Work task
Below are records; write all of them out exactly.

Raw data
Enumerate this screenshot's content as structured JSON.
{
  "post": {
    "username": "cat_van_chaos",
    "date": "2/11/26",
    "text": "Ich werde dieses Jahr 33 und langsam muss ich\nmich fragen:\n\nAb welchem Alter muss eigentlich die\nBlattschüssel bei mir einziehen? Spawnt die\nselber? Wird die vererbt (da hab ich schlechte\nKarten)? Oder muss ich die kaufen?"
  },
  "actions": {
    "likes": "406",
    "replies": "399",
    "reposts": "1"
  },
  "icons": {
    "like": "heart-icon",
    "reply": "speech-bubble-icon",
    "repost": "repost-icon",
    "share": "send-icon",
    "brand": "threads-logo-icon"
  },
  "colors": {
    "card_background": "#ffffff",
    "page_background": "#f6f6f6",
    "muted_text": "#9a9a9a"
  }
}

Written reply
Enumerate this screenshot's content as structured JSON.
{
  "post": {
    "username": "cat_van_chaos",
    "date": "2/11/26",
    "text": "Ich werde dieses Jahr 33 und langsam muss ich\nmich fragen:\n\nAb welchem Alter muss eigentlich die\nBlattschüssel bei mir einziehen? Spawnt die\nselber? Wird die vererbt (da hab ich schlechte\nKarten)? Oder muss ich die kaufen?"
  },
  "actions": {
    "likes": "406",
    "replies": "399",
    "reposts": "1"
  },
  "icons": {
    "like": "heart-icon",
    "reply": "speech-bubble-icon",
    "repost": "repost-icon",
    "share": "send-icon",
    "brand": "threads-logo-icon"
  },
  "colors": {
    "card_background": "#ffffff",
    "page_background": "#f6f6f6",
    "muted_text": "#9a9a9a"
  }
}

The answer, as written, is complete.